Canadian Business Activity Index: Tracking the Recovery
The Canadian economy has clearly entered the recovery phase, with strong gains already reported by various indicators including employment and home sales. But, the shape of the recovery remains in question, and there is an increased need for timely information. In that light, we've created the BMO Business Activity Index (BMO BAI) to track aggregate monthly activity in a more timely manner, including information on jobs, spending and sentiment. By incorporating some increasingly-available real-time data, as well as our own in-house forecasts, the index can be updated much sooner than traditional GDP data.
Apart from the dated industry-based GDP report (latest official data are for April, though StatsCan has recently started publishing “flash” estimates for the following month), there is little timely data on aggregate business activity in Canada. And, given the unparalleled economic crisis caused by the pandemic, the need to track the recovery has never been greater. A tepid recovery would raise the sober prospect of numerous business insolvencies and permanent job losses. By contrast, a speedier expansion would quickly reduce the jobless rate from current double-digits while supporting incomes, government revenues, and profitability.
With this aim in mind, the BMO BAI was born. The index should help track an expected two-stage recovery, one that is initially rapid during the reopening phase, followed by a long and jagged return to pre-virus levels by late 2021. Much will depend on the course of the virus itself, not just in Canada but in other countries, notably the U.S.
The BMO BAI is based on the Conference Board’s method for constructing composite indexes of business activity. It is derived from monthly percentage changes in individual indicators. One exception is the CFIB business sentiment index, whose contribution is based on its deviation from neutral (50).
The contribution of each indicator is adjusted to equalize its volatility, so that no single component dominates the index.
The aggregate index includes ten indicators: hours worked, unemployment rate, home sales, housing starts, business credit, wholesale trade, retail sales, manufacturing shipments, small business sentiment, and the TSX stock price index. All indicators are available on at least a monthly basis.
In addition, data on retail mobility and internal credit card transactions are used to estimate retail sales prior to the release of official data. BMO Economics' view of the economy is also used to benchmark estimates of other indicators when necessary.
As shown in Chart 1, the BAI tracks real GDP growth reasonably well, with a 59% correlation from 2016 to early 2020 (i.e., pre-pandemic). Note that GDP includes government spending and trade, the latter of which is only partly reflected in some of the BAI’s components.
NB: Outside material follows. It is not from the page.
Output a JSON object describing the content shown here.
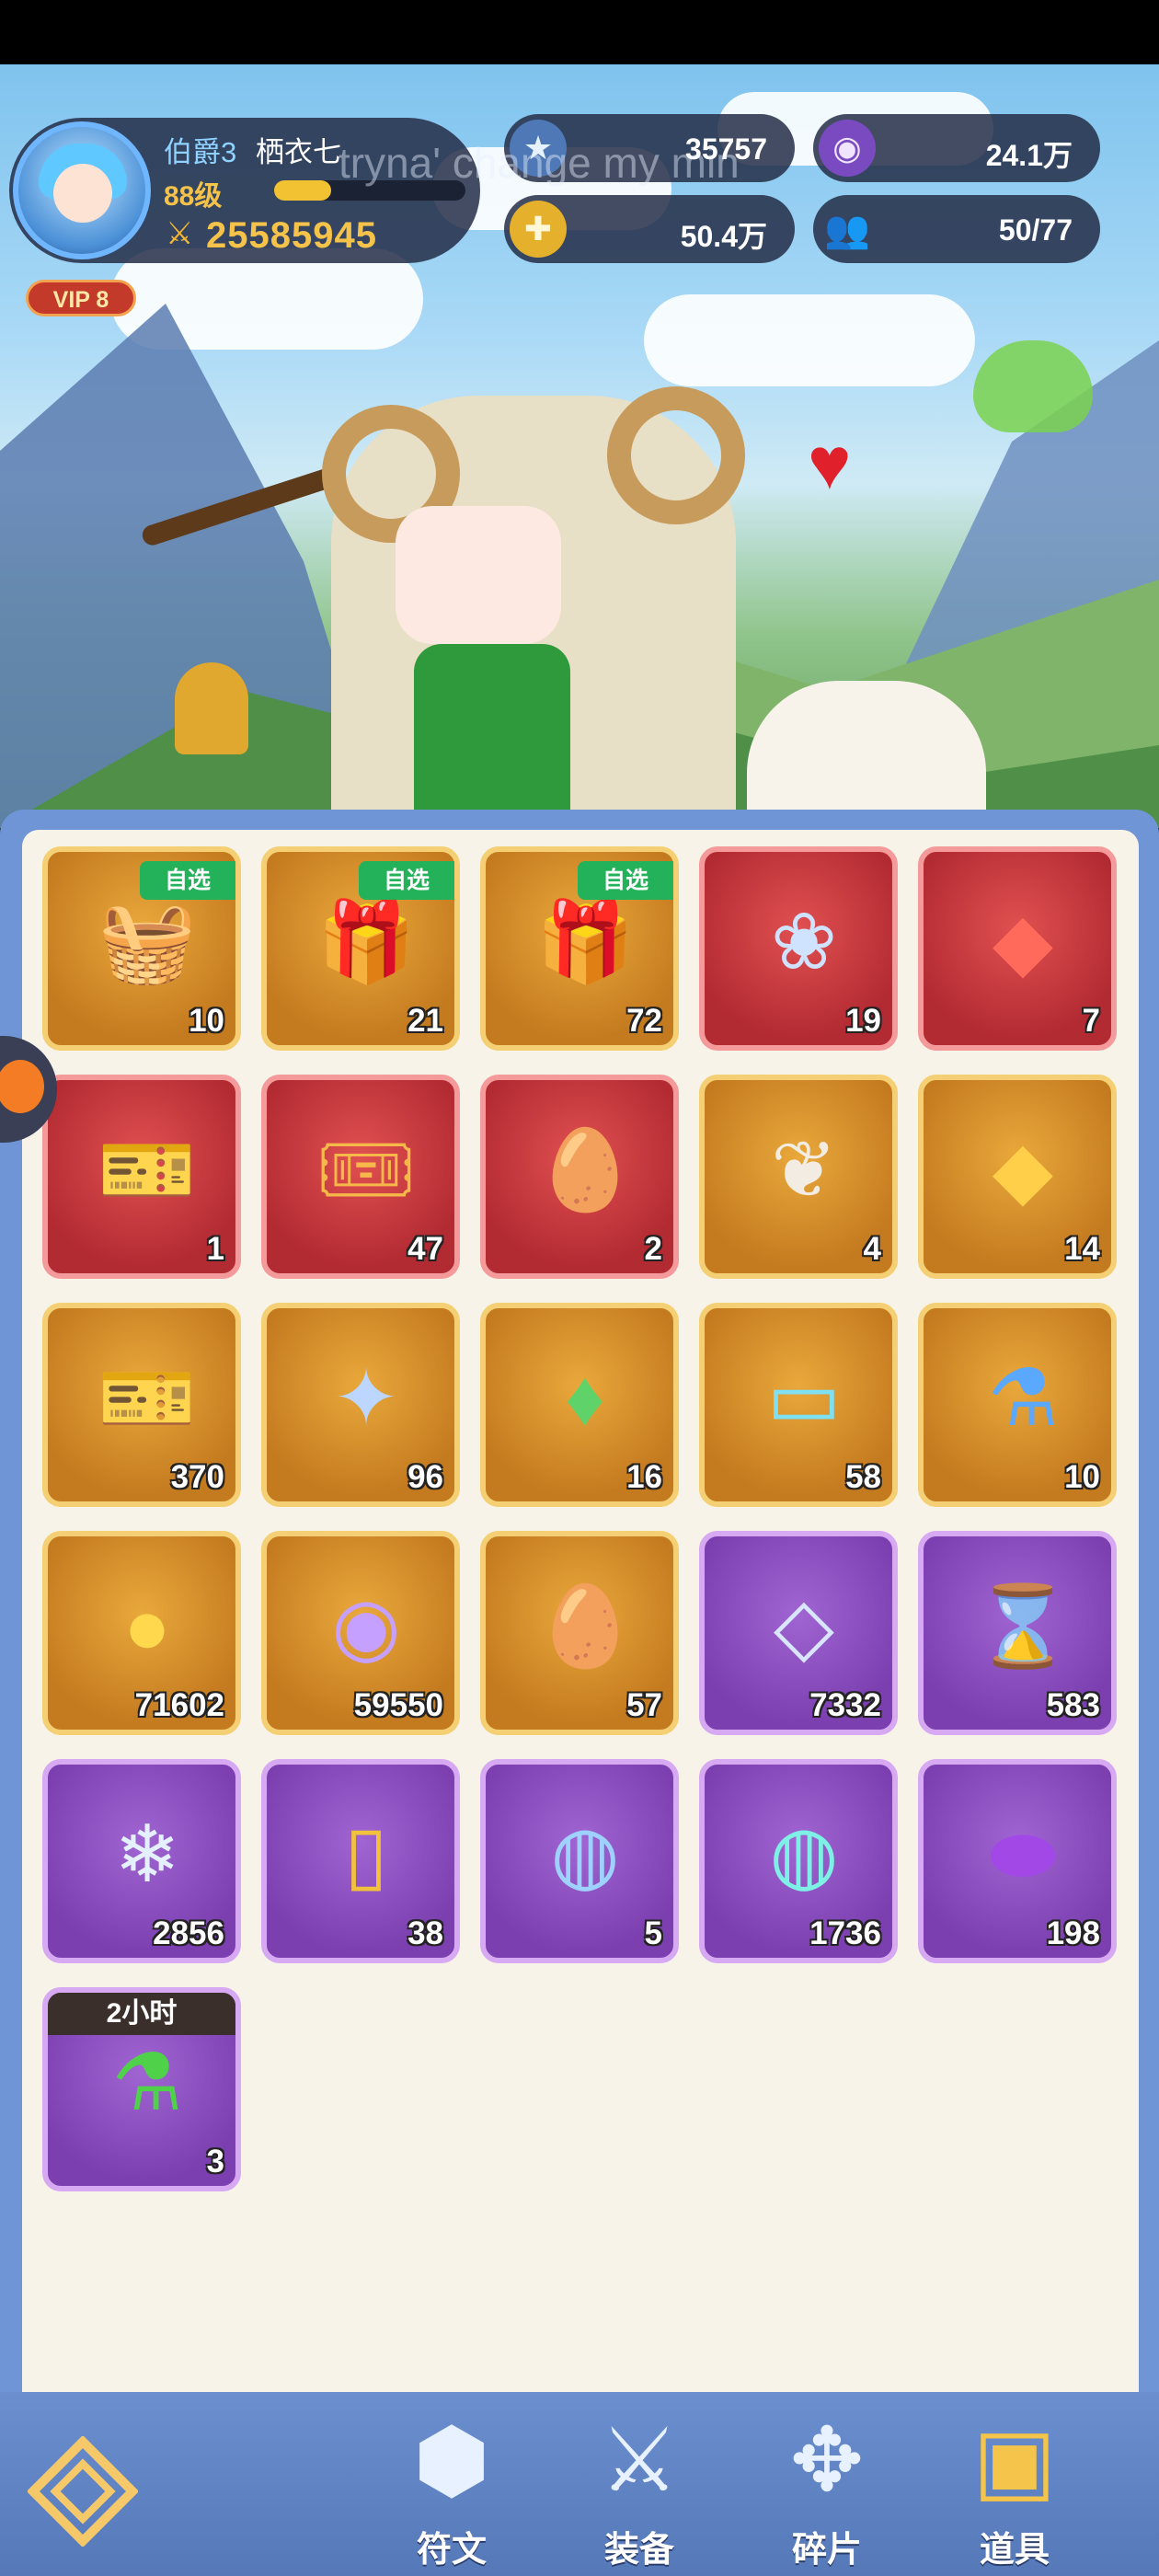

Though not a perfect fit, the BAI should provide a timelier read on the direction and speed of the recovery than the official monthly GDP report.
The BAI plunged faster than real GDP during the March/April recession, by 24% versus 18%, in part because the latter is insulated by a steadier government sector (Chart 2). Accordingly, it should see a quicker initial snapback than GDP during the reopening.
Official data are available for all indicators in May except retail sales, and for six indicators in June, along with real-time data on retail mobility and credit card transactions. Based on this information, we estimate that the BAI rose 6% in May and 9% in June. The former suggests some upside risk to StatsCan's advance estimate of a 3% rise in May GDP.
Business activity looks to have retraced about half of its contraction by June, a good start, but the second half of the year will be a much tougher grind. To that point, the mobility and card data suggest the recovery in retail spending lost some steam in June (Chart 3). Beyond the summer, we would expect the pace of increase in the BAI to moderate as pent-up demand wanes and consumer caution lingers.
Business confidence seems to have run ahead of the BAI, closing much more of the gap versus pre-virus levels (Chart 4). That’s either a positive omen or the makings of a big disappointment.
Bottom Line: BMO's Business Activity Index will provide a timelier look at how the recovery is progressing than monthly GDP; and, in this world of fast-changing conditions, timeliness is probably the key missing aspect of current available data. It’s clear that the initial, easy phase of the recovery is well underway. The index will inform how well the expansion is proceeding on what is sure to be a long and bumpy journey.
 Conference Board. Calculating the Composite Indexes. https://www.conference-board.org/data/bci/index.cfm?id=2154